The Beeb did succeed in bringing its hugely popular iPlayer to the Wii, but during this process it quickly became apparent that the Wii’s lack of HD wasn’t the only factor that made it less than desirable as a newteevee gadget. The console’s browser is stuck with an old version of Flash that makes it impossible to access videos on many sites. And not only does the hardware not play HD video, it’s also incapable of rendering anything with a bitrate beyond 700kbps.
Just as a comparison: Netflix streams its SD movies to the Roku box with up to 2200 kbps, while HD streams are delivered with 3600kbps. Mind you, the SD Roku box retails at $79, and the HD version just costs $20 more. That just shows that Nintendo could easily make a console capable of playing HD video without driving up the price tag of the device.

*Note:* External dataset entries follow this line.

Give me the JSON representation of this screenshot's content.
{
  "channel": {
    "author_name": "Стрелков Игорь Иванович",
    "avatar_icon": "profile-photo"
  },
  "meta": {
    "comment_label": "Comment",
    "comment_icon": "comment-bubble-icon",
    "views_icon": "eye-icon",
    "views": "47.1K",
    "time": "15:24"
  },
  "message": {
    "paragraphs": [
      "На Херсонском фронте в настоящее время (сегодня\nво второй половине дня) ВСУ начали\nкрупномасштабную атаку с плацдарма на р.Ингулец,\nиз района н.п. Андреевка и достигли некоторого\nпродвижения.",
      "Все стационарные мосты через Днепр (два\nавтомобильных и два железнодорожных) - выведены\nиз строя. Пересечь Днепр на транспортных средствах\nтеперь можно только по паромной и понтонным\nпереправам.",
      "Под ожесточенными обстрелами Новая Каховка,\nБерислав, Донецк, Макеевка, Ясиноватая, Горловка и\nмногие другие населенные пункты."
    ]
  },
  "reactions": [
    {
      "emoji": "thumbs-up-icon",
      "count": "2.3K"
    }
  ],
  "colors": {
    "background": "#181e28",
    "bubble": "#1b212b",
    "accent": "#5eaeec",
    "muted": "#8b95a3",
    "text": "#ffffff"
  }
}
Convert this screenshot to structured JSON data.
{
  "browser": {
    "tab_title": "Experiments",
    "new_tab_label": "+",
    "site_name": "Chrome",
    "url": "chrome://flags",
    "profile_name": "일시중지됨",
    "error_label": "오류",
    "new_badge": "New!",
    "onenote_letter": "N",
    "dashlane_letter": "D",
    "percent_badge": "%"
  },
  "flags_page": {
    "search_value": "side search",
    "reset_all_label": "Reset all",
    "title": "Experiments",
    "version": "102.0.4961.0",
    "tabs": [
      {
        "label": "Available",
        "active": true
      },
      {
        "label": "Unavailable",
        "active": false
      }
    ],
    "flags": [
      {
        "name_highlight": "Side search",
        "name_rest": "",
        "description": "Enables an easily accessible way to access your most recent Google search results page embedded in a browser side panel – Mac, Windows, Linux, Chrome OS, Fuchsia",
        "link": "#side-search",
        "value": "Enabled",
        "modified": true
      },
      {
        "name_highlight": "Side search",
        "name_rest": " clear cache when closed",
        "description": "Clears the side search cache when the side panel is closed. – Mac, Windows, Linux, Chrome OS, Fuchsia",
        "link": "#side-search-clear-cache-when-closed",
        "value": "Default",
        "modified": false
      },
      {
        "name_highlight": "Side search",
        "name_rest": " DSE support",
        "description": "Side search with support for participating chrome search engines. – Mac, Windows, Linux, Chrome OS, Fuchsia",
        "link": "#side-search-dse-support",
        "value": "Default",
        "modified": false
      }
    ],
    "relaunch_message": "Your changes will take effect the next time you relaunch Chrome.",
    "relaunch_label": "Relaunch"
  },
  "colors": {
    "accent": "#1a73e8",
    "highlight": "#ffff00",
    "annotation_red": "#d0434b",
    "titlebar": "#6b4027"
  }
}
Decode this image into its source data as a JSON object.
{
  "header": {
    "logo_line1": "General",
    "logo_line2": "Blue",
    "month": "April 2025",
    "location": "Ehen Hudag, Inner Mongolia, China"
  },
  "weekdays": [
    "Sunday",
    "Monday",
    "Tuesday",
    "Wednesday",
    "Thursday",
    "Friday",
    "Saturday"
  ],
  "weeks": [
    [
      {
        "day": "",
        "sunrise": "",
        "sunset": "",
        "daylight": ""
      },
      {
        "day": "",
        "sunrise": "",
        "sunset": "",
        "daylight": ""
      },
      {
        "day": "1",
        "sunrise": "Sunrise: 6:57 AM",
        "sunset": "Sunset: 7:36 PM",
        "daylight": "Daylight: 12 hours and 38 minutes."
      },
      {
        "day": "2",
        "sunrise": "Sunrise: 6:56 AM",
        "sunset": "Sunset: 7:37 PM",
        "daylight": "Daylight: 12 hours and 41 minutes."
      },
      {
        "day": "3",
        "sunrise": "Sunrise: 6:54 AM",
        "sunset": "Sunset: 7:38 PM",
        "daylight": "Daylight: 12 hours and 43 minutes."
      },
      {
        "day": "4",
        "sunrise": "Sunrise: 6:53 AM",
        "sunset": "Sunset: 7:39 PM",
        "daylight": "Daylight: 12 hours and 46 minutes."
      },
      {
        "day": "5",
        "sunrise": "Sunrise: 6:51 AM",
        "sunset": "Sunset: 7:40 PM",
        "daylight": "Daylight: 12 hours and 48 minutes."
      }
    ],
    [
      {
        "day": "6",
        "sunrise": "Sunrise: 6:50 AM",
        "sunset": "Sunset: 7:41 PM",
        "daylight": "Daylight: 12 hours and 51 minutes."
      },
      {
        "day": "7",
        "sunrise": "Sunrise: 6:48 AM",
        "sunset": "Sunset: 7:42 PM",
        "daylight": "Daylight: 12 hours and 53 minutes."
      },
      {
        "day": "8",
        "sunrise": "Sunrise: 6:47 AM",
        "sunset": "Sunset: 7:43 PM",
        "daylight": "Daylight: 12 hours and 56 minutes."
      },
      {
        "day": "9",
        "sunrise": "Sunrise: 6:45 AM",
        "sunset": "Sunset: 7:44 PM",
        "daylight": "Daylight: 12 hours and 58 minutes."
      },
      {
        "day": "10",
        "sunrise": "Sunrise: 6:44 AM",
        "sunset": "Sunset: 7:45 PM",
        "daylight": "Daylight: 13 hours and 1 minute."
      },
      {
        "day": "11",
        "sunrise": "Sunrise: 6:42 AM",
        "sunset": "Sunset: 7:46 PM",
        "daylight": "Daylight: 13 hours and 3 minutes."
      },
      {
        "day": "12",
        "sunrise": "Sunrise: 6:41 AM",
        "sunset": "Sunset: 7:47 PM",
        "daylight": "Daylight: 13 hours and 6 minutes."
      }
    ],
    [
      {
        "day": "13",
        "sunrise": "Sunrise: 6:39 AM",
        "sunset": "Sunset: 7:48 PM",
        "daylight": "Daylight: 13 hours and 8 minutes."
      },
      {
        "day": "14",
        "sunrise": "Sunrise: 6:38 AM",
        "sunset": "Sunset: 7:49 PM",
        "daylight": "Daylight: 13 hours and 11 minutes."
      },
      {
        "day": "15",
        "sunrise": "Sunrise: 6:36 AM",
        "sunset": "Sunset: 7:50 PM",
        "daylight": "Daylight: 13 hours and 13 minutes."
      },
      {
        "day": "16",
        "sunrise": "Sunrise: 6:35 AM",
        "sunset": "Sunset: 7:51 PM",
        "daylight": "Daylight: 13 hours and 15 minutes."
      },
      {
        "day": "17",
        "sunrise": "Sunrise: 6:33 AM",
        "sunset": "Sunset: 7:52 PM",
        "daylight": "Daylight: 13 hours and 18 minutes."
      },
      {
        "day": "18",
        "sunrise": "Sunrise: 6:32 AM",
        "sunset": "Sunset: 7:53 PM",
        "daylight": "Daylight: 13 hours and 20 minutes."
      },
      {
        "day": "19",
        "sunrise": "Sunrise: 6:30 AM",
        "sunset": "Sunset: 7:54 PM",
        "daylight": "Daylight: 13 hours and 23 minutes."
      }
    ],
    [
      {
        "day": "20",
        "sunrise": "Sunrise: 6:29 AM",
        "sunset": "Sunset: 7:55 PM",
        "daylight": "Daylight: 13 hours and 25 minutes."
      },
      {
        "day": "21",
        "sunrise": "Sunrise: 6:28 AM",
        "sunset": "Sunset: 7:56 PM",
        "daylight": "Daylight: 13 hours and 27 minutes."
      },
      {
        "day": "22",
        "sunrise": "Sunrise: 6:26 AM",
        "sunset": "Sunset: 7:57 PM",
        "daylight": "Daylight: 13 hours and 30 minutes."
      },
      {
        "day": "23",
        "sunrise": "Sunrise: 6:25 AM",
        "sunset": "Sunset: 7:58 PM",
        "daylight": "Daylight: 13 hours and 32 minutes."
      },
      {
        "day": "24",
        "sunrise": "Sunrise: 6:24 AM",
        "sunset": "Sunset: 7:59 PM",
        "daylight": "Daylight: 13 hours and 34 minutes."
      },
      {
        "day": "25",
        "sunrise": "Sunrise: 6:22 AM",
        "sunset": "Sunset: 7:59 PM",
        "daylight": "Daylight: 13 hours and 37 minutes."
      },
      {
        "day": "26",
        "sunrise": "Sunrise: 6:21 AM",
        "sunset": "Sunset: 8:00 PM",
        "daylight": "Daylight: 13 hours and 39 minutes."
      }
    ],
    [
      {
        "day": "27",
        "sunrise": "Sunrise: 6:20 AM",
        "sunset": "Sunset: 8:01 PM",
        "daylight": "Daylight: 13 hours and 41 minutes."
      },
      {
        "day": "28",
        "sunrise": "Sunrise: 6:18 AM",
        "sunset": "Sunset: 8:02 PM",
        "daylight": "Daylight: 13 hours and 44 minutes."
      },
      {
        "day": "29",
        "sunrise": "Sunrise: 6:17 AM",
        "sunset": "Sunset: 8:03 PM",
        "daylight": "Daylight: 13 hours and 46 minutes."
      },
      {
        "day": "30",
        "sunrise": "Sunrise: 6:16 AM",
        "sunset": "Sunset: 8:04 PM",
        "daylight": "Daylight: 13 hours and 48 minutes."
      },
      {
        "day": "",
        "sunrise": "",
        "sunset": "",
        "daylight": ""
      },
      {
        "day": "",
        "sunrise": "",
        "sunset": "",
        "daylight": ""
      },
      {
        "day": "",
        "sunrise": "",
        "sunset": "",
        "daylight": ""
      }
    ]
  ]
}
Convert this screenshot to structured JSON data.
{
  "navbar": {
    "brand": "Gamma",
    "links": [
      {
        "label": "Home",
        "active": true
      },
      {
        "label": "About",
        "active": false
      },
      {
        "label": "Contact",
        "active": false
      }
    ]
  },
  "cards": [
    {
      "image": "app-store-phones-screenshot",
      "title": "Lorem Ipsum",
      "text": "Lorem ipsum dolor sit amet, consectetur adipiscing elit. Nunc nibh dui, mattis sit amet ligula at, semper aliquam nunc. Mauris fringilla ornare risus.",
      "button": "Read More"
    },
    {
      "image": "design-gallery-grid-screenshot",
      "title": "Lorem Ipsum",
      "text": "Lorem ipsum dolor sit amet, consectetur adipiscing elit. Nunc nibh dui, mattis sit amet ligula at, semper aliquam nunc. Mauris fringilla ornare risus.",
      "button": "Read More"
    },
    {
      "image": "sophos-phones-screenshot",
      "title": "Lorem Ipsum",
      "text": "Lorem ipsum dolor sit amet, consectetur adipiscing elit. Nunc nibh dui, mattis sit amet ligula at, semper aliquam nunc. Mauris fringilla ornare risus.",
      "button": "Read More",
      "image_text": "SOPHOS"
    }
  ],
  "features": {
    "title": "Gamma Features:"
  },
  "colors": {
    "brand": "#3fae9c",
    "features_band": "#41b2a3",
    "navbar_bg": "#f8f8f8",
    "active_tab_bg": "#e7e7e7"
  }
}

However, Nintendo has made the strategic decision against an HD upgrade of the Wii. Fils-Aime told CNBC that his company wanted to wait until it had totally exhausted all the possibilities of the existing Wii before releasing a new model with lots of new features. That makes sense for the gaming market — but it could inevitably mean that the Wii will lose out on the very audience that made it so successful: Casual consumers that are interested in things other than all-nighters with the latest first-person shooter.
Read more about the worlds of game consoles and video streaming coming together in our GigaOm Pro Connected Consumer Quarterly Wrap-Up (subscription required.)